(Material supplied)
------------------------------------------------------------

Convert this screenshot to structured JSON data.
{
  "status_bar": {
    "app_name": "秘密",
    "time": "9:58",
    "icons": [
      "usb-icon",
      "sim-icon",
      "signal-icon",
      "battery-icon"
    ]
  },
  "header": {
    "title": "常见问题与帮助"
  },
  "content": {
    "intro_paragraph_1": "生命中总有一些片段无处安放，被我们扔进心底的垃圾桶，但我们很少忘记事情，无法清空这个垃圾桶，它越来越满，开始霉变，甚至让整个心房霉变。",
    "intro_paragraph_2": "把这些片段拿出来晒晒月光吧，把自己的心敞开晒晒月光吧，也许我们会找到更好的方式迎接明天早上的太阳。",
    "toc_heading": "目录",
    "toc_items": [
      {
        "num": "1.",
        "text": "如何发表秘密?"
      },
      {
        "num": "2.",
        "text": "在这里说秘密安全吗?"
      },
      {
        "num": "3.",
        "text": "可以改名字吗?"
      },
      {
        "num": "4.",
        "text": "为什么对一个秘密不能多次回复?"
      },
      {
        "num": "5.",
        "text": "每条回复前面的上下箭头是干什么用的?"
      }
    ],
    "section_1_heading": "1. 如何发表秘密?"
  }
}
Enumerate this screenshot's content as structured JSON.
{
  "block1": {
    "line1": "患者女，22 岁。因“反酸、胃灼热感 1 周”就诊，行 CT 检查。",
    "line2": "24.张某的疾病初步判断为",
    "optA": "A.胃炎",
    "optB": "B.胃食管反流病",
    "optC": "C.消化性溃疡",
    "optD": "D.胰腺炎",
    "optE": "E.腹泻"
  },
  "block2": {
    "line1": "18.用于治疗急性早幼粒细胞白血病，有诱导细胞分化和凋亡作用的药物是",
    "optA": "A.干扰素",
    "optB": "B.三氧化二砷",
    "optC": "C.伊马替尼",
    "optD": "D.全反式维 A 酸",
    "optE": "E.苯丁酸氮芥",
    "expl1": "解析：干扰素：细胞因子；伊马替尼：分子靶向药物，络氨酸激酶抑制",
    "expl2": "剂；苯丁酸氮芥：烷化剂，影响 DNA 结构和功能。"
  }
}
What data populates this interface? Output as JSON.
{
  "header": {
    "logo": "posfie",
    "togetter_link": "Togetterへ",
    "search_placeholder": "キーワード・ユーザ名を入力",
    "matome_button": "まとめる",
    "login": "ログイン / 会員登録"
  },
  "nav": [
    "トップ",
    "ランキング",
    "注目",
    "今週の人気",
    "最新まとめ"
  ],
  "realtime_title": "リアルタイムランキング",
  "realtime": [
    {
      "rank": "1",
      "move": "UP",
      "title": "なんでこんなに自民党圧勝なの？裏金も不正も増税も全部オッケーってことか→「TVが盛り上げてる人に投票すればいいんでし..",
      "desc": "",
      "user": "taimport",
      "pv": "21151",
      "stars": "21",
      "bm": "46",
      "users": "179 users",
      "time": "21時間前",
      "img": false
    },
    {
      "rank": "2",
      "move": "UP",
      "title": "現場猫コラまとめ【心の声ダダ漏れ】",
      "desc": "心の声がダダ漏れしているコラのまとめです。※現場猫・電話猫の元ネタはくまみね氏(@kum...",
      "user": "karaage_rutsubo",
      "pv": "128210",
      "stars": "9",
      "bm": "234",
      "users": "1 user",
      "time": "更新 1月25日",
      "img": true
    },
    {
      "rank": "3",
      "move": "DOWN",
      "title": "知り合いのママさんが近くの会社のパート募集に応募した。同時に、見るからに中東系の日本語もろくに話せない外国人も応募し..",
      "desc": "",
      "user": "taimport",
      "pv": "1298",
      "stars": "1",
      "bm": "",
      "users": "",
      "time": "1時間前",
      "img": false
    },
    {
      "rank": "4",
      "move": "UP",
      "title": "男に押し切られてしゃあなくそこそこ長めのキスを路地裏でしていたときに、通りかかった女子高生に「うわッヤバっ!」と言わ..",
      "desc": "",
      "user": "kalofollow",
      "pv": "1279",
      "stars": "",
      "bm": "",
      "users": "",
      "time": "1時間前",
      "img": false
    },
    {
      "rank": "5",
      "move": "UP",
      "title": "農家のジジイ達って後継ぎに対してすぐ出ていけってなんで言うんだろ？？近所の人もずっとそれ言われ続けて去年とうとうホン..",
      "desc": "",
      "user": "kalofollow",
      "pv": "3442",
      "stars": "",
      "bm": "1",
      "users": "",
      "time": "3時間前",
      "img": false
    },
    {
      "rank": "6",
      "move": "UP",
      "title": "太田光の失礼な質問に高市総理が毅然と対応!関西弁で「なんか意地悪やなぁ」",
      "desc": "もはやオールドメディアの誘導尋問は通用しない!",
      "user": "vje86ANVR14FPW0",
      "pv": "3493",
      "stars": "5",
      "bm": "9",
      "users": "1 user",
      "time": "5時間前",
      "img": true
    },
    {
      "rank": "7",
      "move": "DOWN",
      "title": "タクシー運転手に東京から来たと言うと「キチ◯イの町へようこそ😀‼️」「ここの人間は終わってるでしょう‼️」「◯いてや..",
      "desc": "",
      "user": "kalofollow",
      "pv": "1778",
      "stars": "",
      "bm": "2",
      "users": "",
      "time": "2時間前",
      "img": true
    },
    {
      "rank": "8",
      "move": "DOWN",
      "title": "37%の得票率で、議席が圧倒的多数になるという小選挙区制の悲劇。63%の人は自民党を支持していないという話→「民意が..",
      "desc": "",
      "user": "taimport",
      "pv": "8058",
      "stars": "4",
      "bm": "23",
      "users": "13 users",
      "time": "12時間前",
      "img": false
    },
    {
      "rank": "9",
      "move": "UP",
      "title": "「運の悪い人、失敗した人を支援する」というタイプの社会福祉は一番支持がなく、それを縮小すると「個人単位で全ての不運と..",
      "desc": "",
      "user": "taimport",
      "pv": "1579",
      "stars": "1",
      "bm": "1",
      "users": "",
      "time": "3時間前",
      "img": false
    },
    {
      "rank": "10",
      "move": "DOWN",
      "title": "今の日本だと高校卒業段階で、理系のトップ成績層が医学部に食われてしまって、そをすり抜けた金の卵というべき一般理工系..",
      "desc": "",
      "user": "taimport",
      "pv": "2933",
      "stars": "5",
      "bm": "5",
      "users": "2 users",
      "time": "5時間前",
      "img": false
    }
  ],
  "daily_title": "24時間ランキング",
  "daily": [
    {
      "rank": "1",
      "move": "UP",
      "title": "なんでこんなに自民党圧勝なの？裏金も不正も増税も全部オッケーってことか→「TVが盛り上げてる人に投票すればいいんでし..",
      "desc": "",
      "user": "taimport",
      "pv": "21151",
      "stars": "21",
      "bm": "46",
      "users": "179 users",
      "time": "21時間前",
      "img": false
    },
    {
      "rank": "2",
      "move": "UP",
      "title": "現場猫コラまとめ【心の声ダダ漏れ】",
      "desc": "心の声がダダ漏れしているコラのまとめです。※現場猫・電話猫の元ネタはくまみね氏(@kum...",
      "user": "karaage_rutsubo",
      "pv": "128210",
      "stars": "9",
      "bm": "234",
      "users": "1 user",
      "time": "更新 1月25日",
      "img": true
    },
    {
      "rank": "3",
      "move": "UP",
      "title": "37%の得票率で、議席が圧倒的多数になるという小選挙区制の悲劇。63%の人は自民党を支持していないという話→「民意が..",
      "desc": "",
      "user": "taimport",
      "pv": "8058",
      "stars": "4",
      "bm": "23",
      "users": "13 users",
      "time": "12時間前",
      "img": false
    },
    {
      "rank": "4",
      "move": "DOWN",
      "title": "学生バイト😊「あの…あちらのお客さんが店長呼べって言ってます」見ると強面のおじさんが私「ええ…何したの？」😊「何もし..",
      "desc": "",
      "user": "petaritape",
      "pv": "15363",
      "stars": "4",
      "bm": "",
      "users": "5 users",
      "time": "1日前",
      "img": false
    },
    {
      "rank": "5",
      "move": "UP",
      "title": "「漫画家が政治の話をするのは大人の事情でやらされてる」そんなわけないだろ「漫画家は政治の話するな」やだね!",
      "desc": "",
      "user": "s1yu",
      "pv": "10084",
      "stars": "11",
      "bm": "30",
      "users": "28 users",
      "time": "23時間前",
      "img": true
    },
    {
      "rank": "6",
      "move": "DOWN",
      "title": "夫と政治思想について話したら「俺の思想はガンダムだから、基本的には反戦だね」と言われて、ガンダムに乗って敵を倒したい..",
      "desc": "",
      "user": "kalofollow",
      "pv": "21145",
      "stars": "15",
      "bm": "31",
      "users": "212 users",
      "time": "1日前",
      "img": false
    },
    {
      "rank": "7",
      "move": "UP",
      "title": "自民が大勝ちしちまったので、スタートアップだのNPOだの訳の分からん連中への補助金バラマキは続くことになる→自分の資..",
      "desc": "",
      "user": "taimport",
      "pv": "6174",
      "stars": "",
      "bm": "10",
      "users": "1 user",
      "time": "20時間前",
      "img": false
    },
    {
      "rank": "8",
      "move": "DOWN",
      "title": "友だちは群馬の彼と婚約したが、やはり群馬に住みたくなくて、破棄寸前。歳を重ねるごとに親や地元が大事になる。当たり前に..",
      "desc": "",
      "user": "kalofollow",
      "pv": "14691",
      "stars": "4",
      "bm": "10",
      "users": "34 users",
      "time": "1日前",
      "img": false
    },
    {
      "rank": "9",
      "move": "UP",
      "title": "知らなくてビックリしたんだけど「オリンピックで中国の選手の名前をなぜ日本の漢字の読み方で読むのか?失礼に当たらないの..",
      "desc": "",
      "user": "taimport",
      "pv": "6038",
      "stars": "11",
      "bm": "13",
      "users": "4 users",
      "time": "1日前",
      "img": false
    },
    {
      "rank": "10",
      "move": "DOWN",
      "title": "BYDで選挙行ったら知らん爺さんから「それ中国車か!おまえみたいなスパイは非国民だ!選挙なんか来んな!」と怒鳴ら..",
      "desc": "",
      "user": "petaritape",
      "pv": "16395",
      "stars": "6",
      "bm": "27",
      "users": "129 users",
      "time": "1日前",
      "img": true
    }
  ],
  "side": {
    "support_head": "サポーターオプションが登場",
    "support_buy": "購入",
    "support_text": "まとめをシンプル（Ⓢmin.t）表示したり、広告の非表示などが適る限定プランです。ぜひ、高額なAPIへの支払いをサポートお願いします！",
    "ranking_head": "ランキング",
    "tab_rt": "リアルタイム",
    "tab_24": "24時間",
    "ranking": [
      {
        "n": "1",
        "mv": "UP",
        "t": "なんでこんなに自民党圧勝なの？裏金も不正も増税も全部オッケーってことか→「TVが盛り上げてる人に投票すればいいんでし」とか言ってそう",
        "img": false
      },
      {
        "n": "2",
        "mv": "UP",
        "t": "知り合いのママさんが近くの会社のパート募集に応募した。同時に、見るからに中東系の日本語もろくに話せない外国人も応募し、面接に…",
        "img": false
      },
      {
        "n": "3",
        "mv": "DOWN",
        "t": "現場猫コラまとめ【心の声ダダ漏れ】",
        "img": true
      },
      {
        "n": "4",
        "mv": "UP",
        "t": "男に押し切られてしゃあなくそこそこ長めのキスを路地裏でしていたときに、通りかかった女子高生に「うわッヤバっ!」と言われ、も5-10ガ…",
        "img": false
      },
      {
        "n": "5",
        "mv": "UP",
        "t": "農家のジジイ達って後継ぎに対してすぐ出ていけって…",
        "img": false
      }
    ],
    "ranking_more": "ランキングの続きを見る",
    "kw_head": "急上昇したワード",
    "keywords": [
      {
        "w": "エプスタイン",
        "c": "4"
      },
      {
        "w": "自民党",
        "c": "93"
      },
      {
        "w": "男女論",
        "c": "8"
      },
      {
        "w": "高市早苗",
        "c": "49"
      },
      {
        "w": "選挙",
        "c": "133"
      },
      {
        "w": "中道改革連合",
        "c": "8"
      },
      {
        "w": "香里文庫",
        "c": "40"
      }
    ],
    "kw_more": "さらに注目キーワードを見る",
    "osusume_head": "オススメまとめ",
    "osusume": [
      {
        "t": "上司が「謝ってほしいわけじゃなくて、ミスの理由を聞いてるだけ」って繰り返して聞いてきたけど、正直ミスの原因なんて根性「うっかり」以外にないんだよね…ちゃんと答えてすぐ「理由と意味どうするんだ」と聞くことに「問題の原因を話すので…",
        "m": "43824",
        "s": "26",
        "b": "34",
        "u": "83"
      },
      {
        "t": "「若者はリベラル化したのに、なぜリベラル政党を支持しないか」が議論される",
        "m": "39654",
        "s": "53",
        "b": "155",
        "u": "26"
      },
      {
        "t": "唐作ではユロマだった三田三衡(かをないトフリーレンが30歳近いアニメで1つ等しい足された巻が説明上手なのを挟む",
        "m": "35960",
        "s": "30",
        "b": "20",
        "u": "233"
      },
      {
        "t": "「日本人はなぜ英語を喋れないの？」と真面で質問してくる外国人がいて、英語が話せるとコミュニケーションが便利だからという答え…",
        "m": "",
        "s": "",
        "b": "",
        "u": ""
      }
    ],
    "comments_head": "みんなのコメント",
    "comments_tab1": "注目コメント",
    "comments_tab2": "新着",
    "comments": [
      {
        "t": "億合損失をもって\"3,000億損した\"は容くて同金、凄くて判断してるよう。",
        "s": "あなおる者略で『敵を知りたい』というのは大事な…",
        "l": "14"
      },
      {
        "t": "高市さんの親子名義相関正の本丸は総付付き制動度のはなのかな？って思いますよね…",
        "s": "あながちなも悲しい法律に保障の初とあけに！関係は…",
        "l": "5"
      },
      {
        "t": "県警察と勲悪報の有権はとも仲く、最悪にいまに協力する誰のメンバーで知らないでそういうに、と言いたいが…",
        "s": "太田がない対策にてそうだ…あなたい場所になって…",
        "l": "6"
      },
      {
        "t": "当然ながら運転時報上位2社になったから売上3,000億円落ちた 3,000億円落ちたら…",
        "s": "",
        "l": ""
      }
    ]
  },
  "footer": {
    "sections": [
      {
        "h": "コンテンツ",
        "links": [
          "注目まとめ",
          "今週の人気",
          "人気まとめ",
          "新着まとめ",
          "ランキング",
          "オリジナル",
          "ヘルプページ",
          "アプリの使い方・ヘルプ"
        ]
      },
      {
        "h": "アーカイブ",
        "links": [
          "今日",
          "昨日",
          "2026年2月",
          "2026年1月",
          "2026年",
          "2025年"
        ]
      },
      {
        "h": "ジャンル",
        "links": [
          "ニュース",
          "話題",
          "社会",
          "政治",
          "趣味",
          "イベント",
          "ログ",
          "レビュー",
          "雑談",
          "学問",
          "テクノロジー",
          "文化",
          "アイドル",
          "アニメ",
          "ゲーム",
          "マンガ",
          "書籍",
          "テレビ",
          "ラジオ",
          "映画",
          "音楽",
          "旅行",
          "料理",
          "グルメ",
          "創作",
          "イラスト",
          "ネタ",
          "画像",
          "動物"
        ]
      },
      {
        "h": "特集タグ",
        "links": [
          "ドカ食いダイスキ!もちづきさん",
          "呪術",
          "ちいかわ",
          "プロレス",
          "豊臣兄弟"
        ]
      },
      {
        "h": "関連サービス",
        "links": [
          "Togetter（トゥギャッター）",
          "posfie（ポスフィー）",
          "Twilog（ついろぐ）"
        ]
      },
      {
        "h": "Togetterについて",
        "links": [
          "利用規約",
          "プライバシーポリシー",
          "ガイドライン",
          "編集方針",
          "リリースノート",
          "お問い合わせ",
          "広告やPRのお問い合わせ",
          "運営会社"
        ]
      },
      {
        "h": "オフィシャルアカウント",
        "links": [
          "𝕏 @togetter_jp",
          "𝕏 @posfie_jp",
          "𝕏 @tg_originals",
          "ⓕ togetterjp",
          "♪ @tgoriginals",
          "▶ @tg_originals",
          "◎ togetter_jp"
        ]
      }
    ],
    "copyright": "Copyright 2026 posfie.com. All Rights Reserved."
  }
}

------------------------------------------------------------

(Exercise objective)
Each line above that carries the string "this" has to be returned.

(Written answer)
Convert this screenshot to structured JSON data.
Enumerate this screenshot's content as structured JSON.
What data populates this interface? Output as JSON.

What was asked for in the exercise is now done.